Recently, I came across a piece on The Atlantic, “The Price of Title 42 Is the Battered Bodies of My Patients”, and I was taken back to a year ago when I first began writing for the Institute and almost wrote about immigration in response to the news that 53 migrants had died after being abandoned inside a trailer truck in San Antonio’s oppressive heat

There have been many casualties and tragedies in the year between these two pieces, in the time before them, and unfortunately many more will come after them. Immigration is litigated and debated and politicized over and over again—yet nothing changes. Different strategies have been adopted across administrations, from promising to address root causes of migration to delineating new consequences for those who fail to use legal pathways. 

None of these strategies have worked. 

Why? Because when it comes to immigration policy, it’s important to remember that strategy is what gets done, not what gets promised. And strategy is determined and developed through resource allocation. Therefore, it follows that if immigration policy is going to move forward, if these migrant tragedies and casualties are finally going to be addressed, then the key lies in managing the process through which immigration strategy is developed.  

A better strategy

There are generally two processes of strategy formulation: deliberate and emergent. Deliberate strategies are analytical and top-down. They’re often used in projects with properly defined problems and clear solutions. For deliberate strategies to work, three conditions must be met: 

  1. The strategy must encompass and address all of the important details required to succeed, and those responsible for its implementation must understand each important detail;
  2. the strategy must make sense to everyone implementing it, not just the leaders who design it, but to those it affects as well, so that everyone involved will act appropriately and consistently; and 
  3. the strategy must be implemented with little unanticipated influence from outside political, technological, or market forces.

Regarding immigration policy, the US is not yet ready to employ a deliberate strategy. Immigration strategy incentives are not aligned and there are many political and social influences on this topic. But emergent strategies could prove more effective. 

Emergent strategies are employed when there isn’t a clear solution to a complex problem. They emerge from responses to unforeseen challenges. When it comes to immigration, there are many factors to consider, amongst them humanitarian and security issues—issues that leaders might not exactly know how to solve. But that’s okay, because emergent strategies can adapt, improve, and evolve. And, eventually, once an emergent strategy’s efficacy is recognized, that strategy can be formalized and turned into a deliberate one—one that has a clear solution to the problem.

But how do we get there?

Trial and error, except smarter

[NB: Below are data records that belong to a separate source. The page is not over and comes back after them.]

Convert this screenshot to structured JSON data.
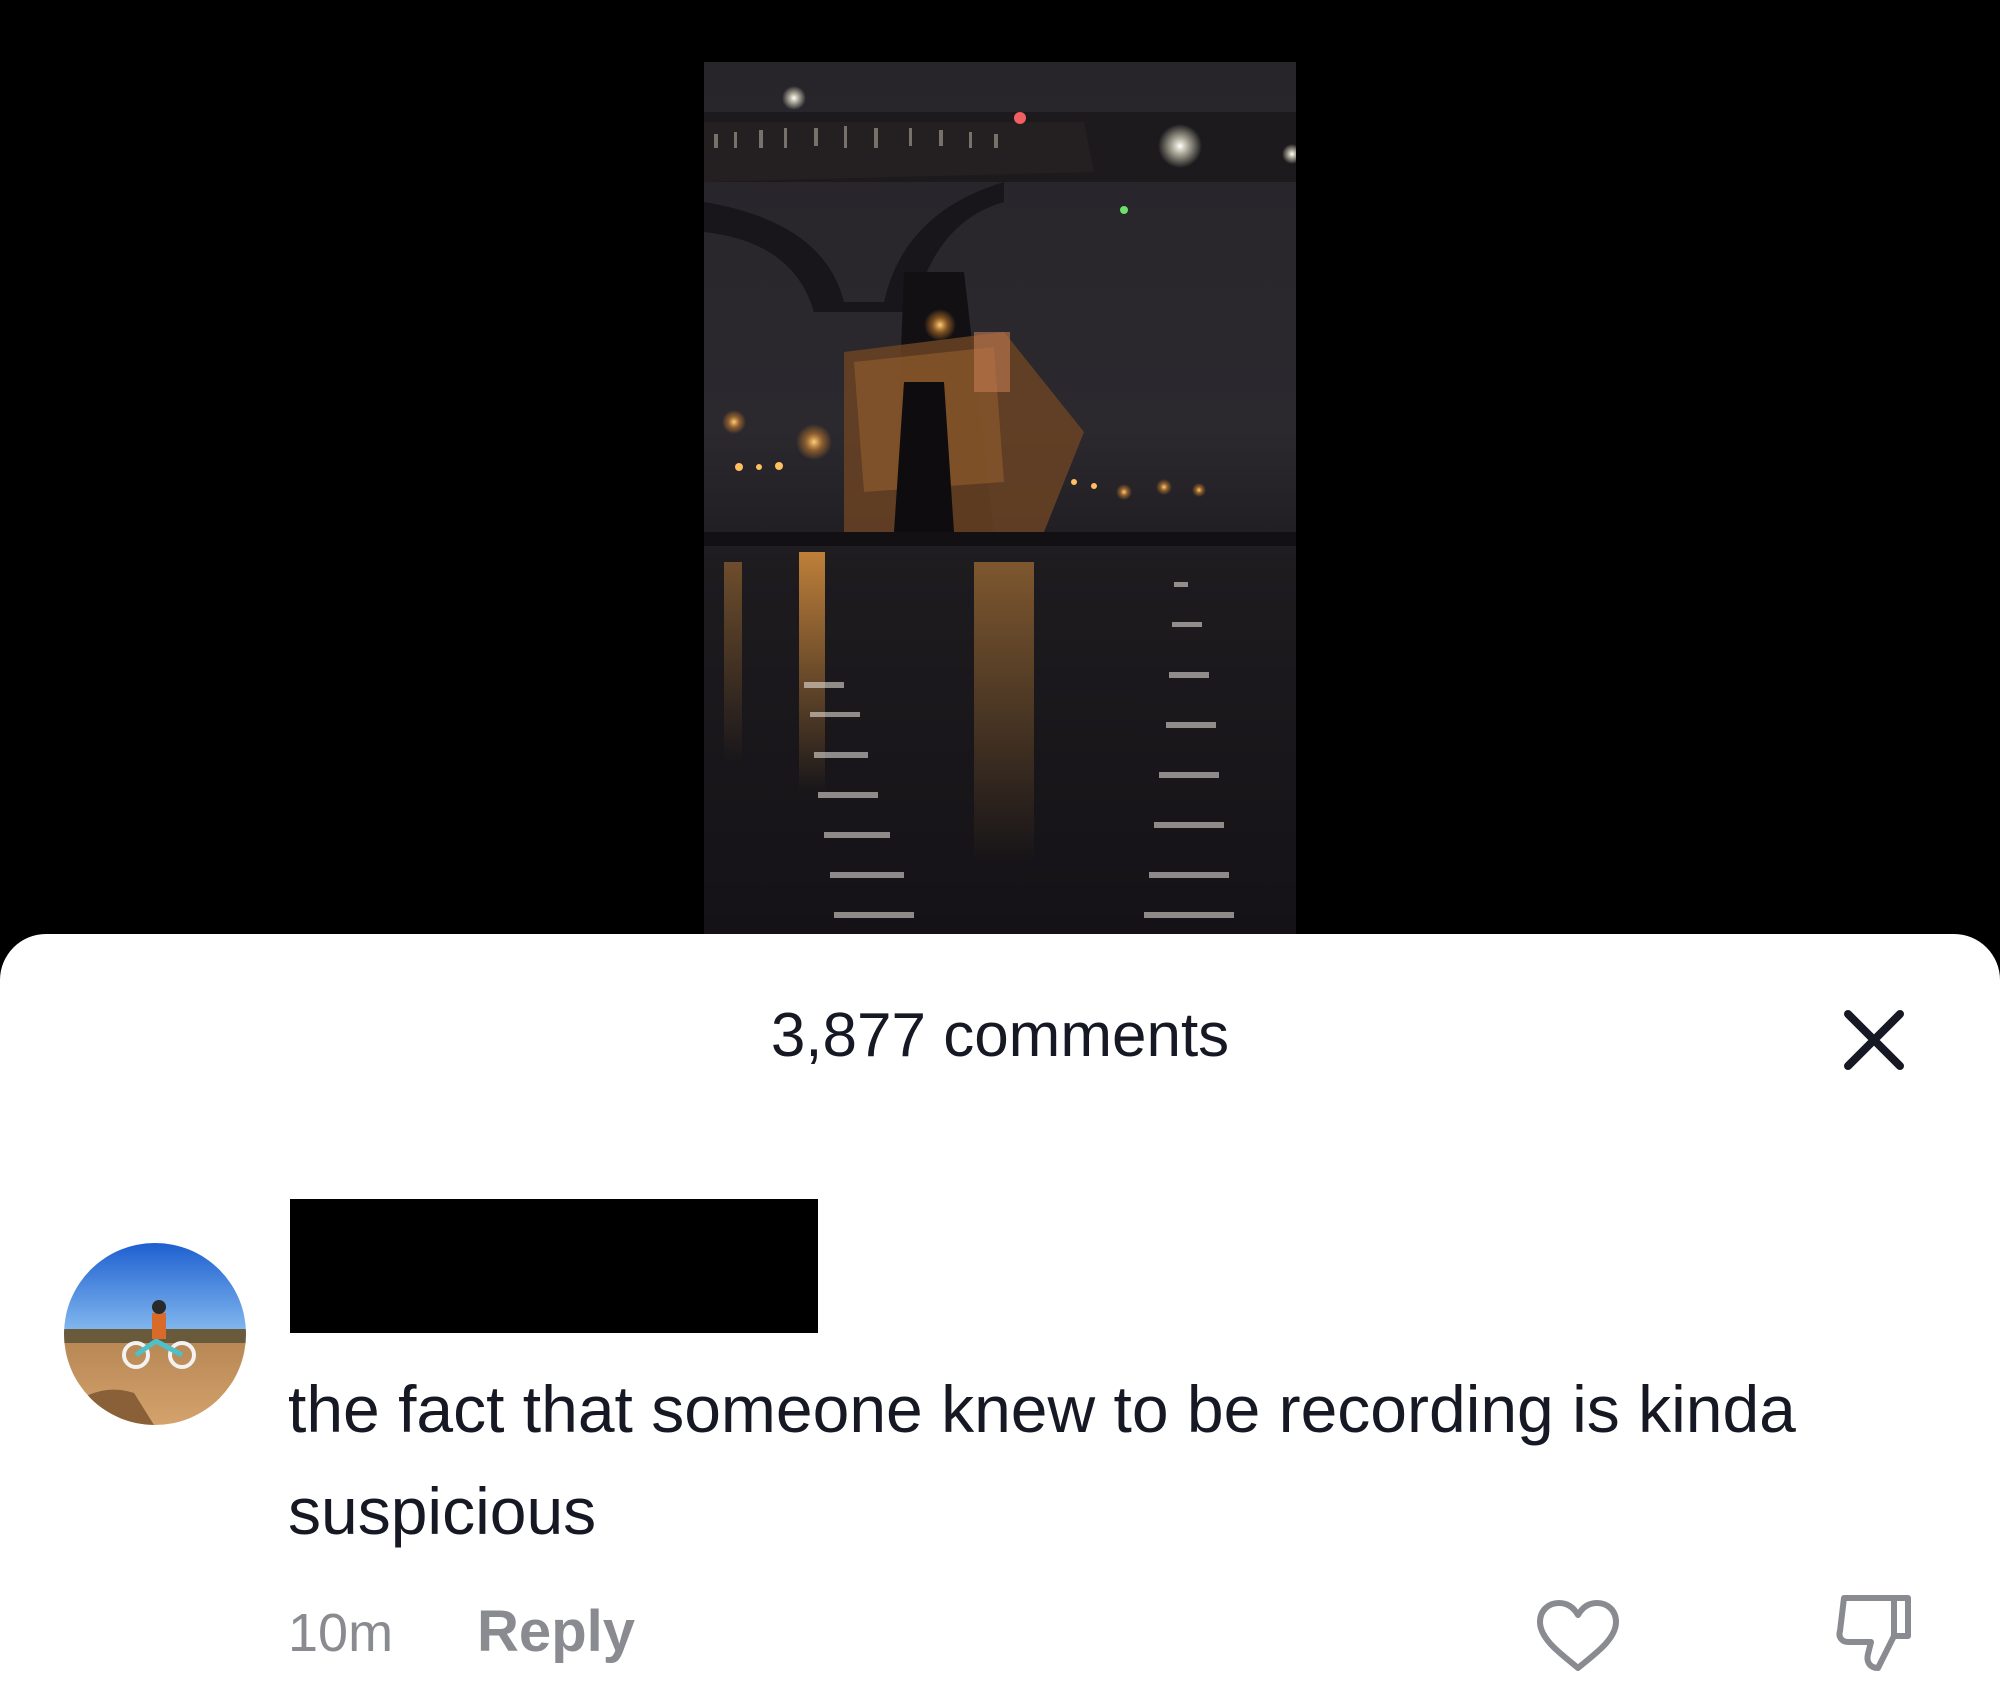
{
  "comments_panel": {
    "count_label": "3,877 comments",
    "close_icon": "close-icon"
  },
  "comment": {
    "avatar_icon": "avatar",
    "username_redacted": true,
    "text": "the fact that someone knew to be recording is kinda suspicious",
    "timestamp": "10m",
    "reply_label": "Reply",
    "like_icon": "heart-icon",
    "dislike_icon": "thumbs-down-icon"
  },
  "colors": {
    "sheet_background": "#ffffff",
    "primary_text": "#161823",
    "secondary_text": "#8a8b91",
    "video_background": "#000000"
  }
}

Because strategy is determined through resource allocation, strategy is what emerges from the resource allocation process, not what goes into it. The resource allocation process will determine which of the emergent initiatives get funded and implemented, and which are denied resources. There are two main factors that typically guide resource allocation and that are important to keep in mind when drafting immigration initiatives: 

  1. An organization’s cost structure; and
  2. the size threshold (in this case the impact measure) of the new initiative.

An emergent immigration initiative must appeal to leaders and decision makers in terms of both cost structure and impact to get funded and implemented. This may seem like a very basic notion, but consider the current administration’s Root Causes Strategy

The Root Causes Strategy framework is organized under five pillars, essentially five smaller strategies, one of which is to address the economic insecurity and inequality in Central America to deter migration in the first place. The Hope Border Institute’s year two assessment of this strategy found that under this pillar, not only is US development funding and foreign assistance not clearly reported, but there are no clear metrics in place to actually measure any progress. 

Regardless of these shortcomings, the larger strategy was still funded and implemented; but as elections come and go, as new measures are proposed, and more migrant tragedies occur, will this strategy evolve and prove effective, or will it just become another failure riddled with unclear reporting and progress metrics that deter future investment? 

The Root Causes Strategy seems to address the issue that migration is a workaround for many people. Its five pillars aim to improve conditions in Central America, but it’s still very much an emergent strategy and shouldn’t be treated as a deliberate one. 

At least not yet. Not until the details are reassessed and its assumptions are tested and confirmed, which is why assessments like those the Hope Border Institute are doing are crucial to the strategy’s evolution. 

The administration recognizes that, “even with a strong, sustained commitment, the type of systemic change envisioned in the Strategy will take time to achieve, and progress will not be linear”. While this is true, leaders and policymakers shouldn’t wait around for the failure or success of their current strategy; instead, they need to accelerate reassessments and assumption testing to improve their approach. 

The solution to a problem isn’t always about finding the right strategy, it’s about managing the process through which that strategy is developed. 


  • Sandy Sanchez
    Sandy Sanchez

    Sandy Sanchez is a research associate at the Clayton Christensen Institute for Disruptive Innovation, where she focuses on understanding and solving global development issues through the lens of Jobs to Be Done and innovation theories. Her current work addresses how individuals can use market-creating innovations to create sustainable prosperity in growth economies.